Ashlee Wisdom, MPH, and CEO of Health In Her HUE is aware of the factors negatively impacting the health of Black women and was inspired to create a platform to change the health system and help Black women find Black, culturally competent providers.
"It's a dynamic platform. I want it to be a space where Black women can, yes, find health care providers that they're looking for and feel more comfortable trusting [the providers] — which tends to be Black women or Black doctors and providers regardless of gender identity," Wisdom told POPSUGAR. Additionally, Wisdom saw a need for Black providers to have more visibility being that only five percent of doctors in the US are Black, although there are more than 40 million Black people residing in the US.
Wisdom explained that health information such as research and data can be hard to understand and wanted to ensure that Black people had a place where they could find evidence-based health content that reflects their unique experiences. "I felt like there should be a space online that talks about health information in a way that encompasses all of the different factors that impact our health, which includes the microaggressions that we experience both in the workplace and while trying to navigate the health care system, economic resources, and some of the barriers that we experience trying to access care, which includes health insurance," Wisdom said.
With Health In Her HUE, Black women will be able to find providers across all specialities.
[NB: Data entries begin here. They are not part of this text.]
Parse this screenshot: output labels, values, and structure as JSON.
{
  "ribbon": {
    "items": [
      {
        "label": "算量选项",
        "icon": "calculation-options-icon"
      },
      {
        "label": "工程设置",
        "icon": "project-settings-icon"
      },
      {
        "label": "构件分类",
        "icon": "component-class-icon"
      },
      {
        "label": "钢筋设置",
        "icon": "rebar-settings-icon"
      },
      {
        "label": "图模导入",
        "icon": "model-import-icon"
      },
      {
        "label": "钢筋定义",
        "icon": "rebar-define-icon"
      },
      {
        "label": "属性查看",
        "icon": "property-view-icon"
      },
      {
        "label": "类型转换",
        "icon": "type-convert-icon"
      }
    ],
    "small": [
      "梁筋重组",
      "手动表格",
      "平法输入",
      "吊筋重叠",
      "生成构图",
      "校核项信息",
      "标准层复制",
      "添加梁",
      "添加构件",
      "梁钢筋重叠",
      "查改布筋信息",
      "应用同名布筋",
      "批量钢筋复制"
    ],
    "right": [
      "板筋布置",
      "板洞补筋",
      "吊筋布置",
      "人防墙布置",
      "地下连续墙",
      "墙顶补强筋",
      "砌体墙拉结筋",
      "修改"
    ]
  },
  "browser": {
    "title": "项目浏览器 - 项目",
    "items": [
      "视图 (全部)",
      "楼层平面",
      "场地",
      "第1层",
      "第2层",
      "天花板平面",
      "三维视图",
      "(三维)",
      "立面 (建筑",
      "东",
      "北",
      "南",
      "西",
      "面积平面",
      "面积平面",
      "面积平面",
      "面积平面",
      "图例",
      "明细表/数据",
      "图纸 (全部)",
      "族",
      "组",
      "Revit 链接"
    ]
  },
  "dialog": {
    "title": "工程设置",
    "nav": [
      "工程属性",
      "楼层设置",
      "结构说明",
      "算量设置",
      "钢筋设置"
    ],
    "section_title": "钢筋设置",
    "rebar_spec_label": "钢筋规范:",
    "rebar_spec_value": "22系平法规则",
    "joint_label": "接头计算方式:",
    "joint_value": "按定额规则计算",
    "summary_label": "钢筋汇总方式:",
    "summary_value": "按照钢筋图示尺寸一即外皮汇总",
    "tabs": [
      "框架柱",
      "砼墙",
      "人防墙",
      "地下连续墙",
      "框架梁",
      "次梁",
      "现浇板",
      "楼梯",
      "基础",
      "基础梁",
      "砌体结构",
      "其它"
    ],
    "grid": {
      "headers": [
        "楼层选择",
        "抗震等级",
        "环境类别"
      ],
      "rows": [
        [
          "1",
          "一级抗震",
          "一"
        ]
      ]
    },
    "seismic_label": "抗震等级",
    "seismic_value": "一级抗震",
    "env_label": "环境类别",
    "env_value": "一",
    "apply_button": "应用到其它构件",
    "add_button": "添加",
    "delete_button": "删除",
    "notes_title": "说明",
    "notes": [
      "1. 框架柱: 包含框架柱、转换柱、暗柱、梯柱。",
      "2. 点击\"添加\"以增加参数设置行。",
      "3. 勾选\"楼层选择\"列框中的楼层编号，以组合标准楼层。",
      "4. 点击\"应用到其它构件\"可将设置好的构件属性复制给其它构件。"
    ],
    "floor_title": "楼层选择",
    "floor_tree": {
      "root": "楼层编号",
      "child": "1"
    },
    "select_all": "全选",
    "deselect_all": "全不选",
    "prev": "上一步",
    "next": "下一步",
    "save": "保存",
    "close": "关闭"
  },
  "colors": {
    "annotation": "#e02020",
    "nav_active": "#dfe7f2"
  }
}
The app is currently in beta, but you can still find providers via the Health In Her Hue website. You can also support the launch of the of the app by donating to and spreading the word about their mission.
"Every Black woman needs to go in there understanding that they are an expert at their body because they've been with their body their entire life."
This app is just one way to improve the health outcomes for Black women, and Wisdom is a champion for Black women continuing to advocate for themselves. "Just go in there knowing that you know more about your body than a doctor who has an MD. There's that title hierarchy that we tend to feel that because this person's a doctor and they're an expert that they know more than me," she said. Additionally, she recommends being equipped with as much information as possible, to ask specific questions, and not to leave your appointment until you get clear answers to the questions you're asking.
It's important to take preventive measures to avoid certain health complications, Wisdom said, but she's also a proponent of not feeling afraid to demand what you need as a health care consumer since the health care system currently operates as a business. "Every Black woman needs to go in there understanding that they are an expert at their body because they've been with their body their entire life."